WORK TO BE COMPLETED:
Write down each entry precisely as given.

(Beginning of ENTRIES SHOWN)

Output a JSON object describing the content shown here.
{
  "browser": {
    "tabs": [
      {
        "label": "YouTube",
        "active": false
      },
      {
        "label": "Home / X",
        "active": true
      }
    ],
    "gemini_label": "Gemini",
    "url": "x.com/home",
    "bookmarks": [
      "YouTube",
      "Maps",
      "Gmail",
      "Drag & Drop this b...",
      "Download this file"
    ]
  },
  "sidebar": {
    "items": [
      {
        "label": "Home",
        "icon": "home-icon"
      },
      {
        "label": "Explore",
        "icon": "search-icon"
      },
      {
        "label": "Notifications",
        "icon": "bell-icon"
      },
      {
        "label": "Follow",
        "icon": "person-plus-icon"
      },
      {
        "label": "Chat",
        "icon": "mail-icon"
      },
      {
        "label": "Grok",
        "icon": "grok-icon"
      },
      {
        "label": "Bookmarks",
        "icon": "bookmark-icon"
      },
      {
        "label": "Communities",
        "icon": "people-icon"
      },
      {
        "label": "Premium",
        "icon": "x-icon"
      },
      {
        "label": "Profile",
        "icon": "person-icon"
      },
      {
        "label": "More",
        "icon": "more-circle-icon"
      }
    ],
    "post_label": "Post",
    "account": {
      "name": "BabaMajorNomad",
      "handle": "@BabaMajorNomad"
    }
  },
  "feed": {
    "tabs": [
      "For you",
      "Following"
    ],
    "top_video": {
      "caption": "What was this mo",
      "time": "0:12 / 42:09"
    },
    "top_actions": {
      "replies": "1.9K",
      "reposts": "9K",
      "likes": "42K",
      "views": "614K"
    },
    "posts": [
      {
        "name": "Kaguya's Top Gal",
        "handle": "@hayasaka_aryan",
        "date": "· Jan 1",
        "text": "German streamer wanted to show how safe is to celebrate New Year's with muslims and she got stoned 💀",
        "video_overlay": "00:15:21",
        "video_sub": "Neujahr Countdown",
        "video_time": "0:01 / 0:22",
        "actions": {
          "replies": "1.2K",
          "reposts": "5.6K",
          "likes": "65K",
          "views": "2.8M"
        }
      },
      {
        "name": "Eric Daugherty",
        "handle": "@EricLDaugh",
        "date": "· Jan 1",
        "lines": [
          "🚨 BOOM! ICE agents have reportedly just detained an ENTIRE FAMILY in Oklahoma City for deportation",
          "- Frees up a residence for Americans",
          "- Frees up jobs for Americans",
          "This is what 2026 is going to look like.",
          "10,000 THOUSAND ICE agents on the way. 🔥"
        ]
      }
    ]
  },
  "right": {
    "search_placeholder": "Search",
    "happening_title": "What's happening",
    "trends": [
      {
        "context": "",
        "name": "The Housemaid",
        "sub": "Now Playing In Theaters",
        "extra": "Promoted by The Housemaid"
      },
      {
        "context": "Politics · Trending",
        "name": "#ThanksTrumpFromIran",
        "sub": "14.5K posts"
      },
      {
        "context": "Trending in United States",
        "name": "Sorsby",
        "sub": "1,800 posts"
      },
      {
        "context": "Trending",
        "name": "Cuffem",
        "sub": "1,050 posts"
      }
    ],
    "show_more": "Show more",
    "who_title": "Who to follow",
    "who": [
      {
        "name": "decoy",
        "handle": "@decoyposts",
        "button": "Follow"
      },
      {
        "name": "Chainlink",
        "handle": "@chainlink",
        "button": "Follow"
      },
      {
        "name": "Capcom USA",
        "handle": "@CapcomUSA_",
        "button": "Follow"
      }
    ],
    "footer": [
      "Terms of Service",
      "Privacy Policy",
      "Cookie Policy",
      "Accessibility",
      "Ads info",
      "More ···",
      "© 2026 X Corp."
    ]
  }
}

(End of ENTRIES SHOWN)

RESPONSE TO THE TASK:
Output a JSON object describing the content shown here.
{
  "browser": {
    "tabs": [
      {
        "label": "YouTube",
        "active": false
      },
      {
        "label": "Home / X",
        "active": true
      }
    ],
    "gemini_label": "Gemini",
    "url": "x.com/home",
    "bookmarks": [
      "YouTube",
      "Maps",
      "Gmail",
      "Drag & Drop this b...",
      "Download this file"
    ]
  },
  "sidebar": {
    "items": [
      {
        "label": "Home",
        "icon": "home-icon"
      },
      {
        "label": "Explore",
        "icon": "search-icon"
      },
      {
        "label": "Notifications",
        "icon": "bell-icon"
      },
      {
        "label": "Follow",
        "icon": "person-plus-icon"
      },
      {
        "label": "Chat",
        "icon": "mail-icon"
      },
      {
        "label": "Grok",
        "icon": "grok-icon"
      },
      {
        "label": "Bookmarks",
        "icon": "bookmark-icon"
      },
      {
        "label": "Communities",
        "icon": "people-icon"
      },
      {
        "label": "Premium",
        "icon": "x-icon"
      },
      {
        "label": "Profile",
        "icon": "person-icon"
      },
      {
        "label": "More",
        "icon": "more-circle-icon"
      }
    ],
    "post_label": "Post",
    "account": {
      "name": "BabaMajorNomad",
      "handle": "@BabaMajorNomad"
    }
  },
  "feed": {
    "tabs": [
      "For you",
      "Following"
    ],
    "top_video": {
      "caption": "What was this mo",
      "time": "0:12 / 42:09"
    },
    "top_actions": {
      "replies": "1.9K",
      "reposts": "9K",
      "likes": "42K",
      "views": "614K"
    },
    "posts": [
      {
        "name": "Kaguya's Top Gal",
        "handle": "@hayasaka_aryan",
        "date": "· Jan 1",
        "text": "German streamer wanted to show how safe is to celebrate New Year's with muslims and she got stoned 💀",
        "video_overlay": "00:15:21",
        "video_sub": "Neujahr Countdown",
        "video_time": "0:01 / 0:22",
        "actions": {
          "replies": "1.2K",
          "reposts": "5.6K",
          "likes": "65K",
          "views": "2.8M"
        }
      },
      {
        "name": "Eric Daugherty",
        "handle": "@EricLDaugh",
        "date": "· Jan 1",
        "lines": [
          "🚨 BOOM! ICE agents have reportedly just detained an ENTIRE FAMILY in Oklahoma City for deportation",
          "- Frees up a residence for Americans",
          "- Frees up jobs for Americans",
          "This is what 2026 is going to look like.",
          "10,000 THOUSAND ICE agents on the way. 🔥"
        ]
      }
    ]
  },
  "right": {
    "search_placeholder": "Search",
    "happening_title": "What's happening",
    "trends": [
      {
        "context": "",
        "name": "The Housemaid",
        "sub": "Now Playing In Theaters",
        "extra": "Promoted by The Housemaid"
      },
      {
        "context": "Politics · Trending",
        "name": "#ThanksTrumpFromIran",
        "sub": "14.5K posts"
      },
      {
        "context": "Trending in United States",
        "name": "Sorsby",
        "sub": "1,800 posts"
      },
      {
        "context": "Trending",
        "name": "Cuffem",
        "sub": "1,050 posts"
      }
    ],
    "show_more": "Show more",
    "who_title": "Who to follow",
    "who": [
      {
        "name": "decoy",
        "handle": "@decoyposts",
        "button": "Follow"
      },
      {
        "name": "Chainlink",
        "handle": "@chainlink",
        "button": "Follow"
      },
      {
        "name": "Capcom USA",
        "handle": "@CapcomUSA_",
        "button": "Follow"
      }
    ],
    "footer": [
      "Terms of Service",
      "Privacy Policy",
      "Cookie Policy",
      "Accessibility",
      "Ads info",
      "More ···",
      "© 2026 X Corp."
    ]
  }
}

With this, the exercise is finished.